TASK STATEMENT
Among the entries, find the lines with the string "this" and report them.

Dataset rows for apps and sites
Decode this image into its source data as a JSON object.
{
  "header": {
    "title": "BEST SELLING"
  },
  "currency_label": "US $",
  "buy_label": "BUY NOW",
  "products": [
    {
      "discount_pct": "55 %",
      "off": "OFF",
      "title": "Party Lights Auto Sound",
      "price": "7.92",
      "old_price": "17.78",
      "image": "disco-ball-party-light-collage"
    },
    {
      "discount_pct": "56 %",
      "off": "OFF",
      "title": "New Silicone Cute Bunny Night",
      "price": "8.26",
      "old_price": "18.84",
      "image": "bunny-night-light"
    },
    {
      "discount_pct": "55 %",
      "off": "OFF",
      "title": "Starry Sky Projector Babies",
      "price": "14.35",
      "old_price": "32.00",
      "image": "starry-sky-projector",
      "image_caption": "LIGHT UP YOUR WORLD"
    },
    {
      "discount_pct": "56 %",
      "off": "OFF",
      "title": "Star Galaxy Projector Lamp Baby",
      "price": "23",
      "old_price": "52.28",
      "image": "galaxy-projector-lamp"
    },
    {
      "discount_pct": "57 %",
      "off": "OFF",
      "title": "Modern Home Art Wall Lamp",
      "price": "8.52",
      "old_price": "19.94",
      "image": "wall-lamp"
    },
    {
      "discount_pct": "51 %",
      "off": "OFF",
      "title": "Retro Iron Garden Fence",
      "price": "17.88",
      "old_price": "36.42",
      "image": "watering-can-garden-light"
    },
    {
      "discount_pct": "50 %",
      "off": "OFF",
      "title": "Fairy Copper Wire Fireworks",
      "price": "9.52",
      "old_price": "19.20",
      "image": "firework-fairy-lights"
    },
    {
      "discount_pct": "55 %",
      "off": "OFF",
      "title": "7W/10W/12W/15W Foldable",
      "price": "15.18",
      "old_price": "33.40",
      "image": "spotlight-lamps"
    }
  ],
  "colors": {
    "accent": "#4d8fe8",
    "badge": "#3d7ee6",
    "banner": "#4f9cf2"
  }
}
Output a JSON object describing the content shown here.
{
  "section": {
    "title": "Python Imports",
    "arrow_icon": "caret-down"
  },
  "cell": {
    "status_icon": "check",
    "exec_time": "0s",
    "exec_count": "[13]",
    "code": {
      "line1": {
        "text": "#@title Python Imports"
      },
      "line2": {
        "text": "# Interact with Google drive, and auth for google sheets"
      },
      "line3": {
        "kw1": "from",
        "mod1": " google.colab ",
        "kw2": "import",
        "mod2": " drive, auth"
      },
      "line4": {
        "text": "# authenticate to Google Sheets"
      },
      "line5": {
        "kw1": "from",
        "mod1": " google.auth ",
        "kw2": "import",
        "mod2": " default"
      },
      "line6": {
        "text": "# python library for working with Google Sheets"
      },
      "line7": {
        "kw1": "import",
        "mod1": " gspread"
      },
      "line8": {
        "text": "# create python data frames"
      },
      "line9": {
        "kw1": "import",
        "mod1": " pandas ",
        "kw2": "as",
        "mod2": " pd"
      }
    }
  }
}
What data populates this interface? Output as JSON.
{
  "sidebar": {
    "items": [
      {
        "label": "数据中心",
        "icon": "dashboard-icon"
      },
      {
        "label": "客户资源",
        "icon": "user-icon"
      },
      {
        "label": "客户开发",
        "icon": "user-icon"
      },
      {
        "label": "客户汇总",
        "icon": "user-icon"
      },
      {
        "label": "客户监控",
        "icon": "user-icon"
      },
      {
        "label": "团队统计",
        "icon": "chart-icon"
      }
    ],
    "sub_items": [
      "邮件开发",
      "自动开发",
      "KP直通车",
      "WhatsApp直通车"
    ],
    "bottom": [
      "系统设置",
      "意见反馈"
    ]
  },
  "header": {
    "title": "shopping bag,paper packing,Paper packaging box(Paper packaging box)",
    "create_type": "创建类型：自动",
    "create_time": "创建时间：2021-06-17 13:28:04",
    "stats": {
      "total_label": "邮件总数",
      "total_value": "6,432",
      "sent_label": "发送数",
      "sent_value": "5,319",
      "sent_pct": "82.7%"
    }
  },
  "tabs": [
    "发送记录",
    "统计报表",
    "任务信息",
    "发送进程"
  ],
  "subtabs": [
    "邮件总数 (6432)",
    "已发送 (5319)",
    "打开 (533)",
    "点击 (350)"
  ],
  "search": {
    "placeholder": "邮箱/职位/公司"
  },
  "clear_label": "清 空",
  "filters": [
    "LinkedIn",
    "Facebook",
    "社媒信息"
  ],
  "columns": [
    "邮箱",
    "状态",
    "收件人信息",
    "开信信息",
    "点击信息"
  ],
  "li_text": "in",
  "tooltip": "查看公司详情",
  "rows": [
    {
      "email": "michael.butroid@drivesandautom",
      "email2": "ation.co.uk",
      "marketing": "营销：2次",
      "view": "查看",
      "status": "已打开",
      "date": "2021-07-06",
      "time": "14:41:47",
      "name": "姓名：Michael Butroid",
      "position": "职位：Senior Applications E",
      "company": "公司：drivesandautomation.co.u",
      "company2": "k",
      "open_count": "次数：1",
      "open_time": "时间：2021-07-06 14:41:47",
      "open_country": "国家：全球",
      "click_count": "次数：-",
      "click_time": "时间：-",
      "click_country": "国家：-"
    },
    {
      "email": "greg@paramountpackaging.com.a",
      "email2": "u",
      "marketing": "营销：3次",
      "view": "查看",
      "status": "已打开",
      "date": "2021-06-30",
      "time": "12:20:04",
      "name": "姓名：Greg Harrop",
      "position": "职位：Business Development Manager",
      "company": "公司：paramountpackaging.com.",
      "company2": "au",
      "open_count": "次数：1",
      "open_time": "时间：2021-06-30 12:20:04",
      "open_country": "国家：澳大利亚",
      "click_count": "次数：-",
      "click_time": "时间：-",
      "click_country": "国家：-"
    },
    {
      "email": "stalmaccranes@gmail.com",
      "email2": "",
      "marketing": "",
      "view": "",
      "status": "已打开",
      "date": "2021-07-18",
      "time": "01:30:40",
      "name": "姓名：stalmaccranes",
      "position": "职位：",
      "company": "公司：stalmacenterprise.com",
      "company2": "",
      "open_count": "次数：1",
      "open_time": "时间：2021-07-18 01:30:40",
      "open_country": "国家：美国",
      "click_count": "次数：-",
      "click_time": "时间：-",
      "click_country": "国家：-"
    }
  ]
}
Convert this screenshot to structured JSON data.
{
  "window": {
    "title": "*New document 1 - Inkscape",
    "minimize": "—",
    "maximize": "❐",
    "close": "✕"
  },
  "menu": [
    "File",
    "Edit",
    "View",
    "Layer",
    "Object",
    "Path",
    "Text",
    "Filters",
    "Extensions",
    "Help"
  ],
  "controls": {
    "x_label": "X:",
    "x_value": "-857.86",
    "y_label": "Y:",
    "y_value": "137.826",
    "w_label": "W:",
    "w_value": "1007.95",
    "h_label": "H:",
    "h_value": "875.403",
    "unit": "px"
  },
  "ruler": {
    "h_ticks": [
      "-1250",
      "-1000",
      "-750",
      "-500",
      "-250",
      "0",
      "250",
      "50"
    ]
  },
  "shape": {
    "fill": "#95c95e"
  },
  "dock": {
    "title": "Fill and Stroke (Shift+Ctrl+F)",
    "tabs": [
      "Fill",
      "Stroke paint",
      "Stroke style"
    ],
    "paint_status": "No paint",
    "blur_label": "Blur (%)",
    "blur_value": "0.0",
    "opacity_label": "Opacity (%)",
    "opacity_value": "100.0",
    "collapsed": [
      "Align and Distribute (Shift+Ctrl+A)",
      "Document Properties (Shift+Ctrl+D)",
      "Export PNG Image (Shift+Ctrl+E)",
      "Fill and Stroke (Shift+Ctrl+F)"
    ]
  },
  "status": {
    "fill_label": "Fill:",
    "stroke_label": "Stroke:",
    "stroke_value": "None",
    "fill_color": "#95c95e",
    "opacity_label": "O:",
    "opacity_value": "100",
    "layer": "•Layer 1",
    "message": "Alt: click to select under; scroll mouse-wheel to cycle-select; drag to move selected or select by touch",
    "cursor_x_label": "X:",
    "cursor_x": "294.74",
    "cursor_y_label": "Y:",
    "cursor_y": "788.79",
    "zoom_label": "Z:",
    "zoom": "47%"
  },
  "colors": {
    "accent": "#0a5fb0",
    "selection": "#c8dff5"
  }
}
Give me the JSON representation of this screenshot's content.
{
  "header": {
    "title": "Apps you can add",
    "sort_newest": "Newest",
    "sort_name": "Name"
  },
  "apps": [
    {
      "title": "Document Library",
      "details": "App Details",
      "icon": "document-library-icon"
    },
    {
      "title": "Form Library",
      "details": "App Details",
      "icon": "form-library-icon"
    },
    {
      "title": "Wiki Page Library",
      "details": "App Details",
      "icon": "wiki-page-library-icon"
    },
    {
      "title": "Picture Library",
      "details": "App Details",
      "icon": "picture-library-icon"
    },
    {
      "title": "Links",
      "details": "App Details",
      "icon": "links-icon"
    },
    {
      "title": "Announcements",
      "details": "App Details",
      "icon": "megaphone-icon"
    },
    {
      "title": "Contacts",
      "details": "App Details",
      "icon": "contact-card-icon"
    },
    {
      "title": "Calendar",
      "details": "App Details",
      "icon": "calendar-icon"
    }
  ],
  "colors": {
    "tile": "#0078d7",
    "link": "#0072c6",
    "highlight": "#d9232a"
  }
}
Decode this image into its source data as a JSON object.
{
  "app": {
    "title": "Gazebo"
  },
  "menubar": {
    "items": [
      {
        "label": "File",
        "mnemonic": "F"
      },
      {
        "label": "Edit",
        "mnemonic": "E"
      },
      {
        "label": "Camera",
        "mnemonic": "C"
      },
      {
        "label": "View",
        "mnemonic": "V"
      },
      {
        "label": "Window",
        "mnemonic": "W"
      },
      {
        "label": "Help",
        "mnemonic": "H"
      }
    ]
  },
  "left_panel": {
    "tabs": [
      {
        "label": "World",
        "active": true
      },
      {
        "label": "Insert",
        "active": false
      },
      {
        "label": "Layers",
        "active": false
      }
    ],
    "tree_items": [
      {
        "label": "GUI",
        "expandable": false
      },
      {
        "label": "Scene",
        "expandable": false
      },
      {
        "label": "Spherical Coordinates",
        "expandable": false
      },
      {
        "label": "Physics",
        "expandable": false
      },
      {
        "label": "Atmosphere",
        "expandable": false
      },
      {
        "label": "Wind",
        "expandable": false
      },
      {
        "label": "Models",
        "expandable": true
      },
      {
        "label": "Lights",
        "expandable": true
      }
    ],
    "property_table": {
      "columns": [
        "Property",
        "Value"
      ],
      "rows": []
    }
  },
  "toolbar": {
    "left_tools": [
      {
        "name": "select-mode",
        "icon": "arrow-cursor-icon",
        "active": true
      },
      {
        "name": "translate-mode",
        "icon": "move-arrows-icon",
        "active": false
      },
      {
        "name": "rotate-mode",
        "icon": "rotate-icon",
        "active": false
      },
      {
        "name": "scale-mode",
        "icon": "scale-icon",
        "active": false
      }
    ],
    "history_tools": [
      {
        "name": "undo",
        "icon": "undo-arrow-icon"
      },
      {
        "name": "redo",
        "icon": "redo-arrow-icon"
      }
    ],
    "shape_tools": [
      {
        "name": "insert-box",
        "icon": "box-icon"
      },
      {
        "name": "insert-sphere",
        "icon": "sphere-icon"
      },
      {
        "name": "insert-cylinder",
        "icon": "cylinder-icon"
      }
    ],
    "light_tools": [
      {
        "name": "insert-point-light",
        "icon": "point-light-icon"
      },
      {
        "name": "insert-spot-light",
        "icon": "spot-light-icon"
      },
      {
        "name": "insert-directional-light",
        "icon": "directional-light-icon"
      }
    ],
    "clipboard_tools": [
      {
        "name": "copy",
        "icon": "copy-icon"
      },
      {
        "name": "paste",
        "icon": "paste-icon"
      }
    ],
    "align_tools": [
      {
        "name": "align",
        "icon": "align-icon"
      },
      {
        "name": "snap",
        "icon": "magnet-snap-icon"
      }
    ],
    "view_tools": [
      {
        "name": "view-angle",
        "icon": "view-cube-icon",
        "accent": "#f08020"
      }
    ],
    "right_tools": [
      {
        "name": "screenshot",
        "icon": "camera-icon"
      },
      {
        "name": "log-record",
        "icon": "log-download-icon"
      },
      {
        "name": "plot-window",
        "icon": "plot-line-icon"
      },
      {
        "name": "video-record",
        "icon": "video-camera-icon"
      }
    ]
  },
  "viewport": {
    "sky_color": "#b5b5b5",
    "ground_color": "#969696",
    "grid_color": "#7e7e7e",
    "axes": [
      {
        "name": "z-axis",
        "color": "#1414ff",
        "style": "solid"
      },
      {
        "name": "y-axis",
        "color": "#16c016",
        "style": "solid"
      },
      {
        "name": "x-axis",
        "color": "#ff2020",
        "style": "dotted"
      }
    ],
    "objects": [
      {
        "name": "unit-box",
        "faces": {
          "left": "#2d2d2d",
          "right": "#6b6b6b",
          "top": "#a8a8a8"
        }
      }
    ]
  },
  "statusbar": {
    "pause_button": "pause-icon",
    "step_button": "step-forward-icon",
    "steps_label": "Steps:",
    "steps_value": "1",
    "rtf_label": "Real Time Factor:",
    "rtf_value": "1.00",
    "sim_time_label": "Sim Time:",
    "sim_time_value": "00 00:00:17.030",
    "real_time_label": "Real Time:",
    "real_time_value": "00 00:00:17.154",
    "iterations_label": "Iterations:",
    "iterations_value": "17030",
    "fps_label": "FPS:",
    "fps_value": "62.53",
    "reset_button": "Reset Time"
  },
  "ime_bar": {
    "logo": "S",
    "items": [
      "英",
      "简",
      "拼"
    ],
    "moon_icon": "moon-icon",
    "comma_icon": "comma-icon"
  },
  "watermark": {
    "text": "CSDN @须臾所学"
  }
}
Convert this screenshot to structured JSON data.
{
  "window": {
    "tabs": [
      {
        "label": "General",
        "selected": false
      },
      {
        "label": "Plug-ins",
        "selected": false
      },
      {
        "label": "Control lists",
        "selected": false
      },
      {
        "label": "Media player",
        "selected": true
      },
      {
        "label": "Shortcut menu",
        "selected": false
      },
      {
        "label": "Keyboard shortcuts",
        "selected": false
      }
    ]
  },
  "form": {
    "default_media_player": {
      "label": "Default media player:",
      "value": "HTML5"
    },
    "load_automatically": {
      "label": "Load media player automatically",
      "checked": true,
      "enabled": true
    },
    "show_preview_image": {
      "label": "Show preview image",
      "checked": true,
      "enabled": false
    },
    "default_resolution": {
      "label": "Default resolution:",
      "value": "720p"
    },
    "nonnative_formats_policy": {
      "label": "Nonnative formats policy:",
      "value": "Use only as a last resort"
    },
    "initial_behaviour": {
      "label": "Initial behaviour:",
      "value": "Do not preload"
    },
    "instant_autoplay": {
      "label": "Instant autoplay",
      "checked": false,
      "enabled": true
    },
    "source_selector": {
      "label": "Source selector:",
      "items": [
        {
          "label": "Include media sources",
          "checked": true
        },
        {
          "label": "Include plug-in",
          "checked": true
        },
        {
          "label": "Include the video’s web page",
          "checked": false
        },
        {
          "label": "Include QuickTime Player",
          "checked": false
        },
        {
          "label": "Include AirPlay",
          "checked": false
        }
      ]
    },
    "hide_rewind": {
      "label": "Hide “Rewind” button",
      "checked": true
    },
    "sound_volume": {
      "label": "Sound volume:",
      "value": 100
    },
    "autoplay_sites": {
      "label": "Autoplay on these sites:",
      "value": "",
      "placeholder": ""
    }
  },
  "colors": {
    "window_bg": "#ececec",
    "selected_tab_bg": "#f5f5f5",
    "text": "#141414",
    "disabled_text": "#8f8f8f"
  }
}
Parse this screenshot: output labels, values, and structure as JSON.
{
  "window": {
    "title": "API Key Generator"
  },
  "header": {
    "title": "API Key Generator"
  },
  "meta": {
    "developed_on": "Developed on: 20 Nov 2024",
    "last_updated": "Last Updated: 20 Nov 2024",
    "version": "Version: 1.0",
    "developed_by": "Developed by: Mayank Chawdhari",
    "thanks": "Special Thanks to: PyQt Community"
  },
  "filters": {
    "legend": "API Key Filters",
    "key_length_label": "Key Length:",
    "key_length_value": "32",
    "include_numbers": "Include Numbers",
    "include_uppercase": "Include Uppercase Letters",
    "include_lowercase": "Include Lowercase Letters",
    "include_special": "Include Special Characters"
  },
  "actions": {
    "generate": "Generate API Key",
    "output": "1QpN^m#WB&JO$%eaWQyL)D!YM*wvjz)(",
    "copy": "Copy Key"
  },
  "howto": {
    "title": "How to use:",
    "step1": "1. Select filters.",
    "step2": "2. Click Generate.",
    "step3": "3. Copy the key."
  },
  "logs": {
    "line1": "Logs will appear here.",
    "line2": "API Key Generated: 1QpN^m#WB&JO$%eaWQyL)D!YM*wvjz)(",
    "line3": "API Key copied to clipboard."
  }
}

ANSWER BOX
Decode this image into its source data as a JSON object.
What data populates this interface? Output as JSON.
Convert this screenshot to structured JSON data.
Give me the JSON representation of this screenshot's content.
Decode this image into its source data as a JSON object.
Convert this screenshot to structured JSON data.
Parse this screenshot: output labels, values, and structure as JSON.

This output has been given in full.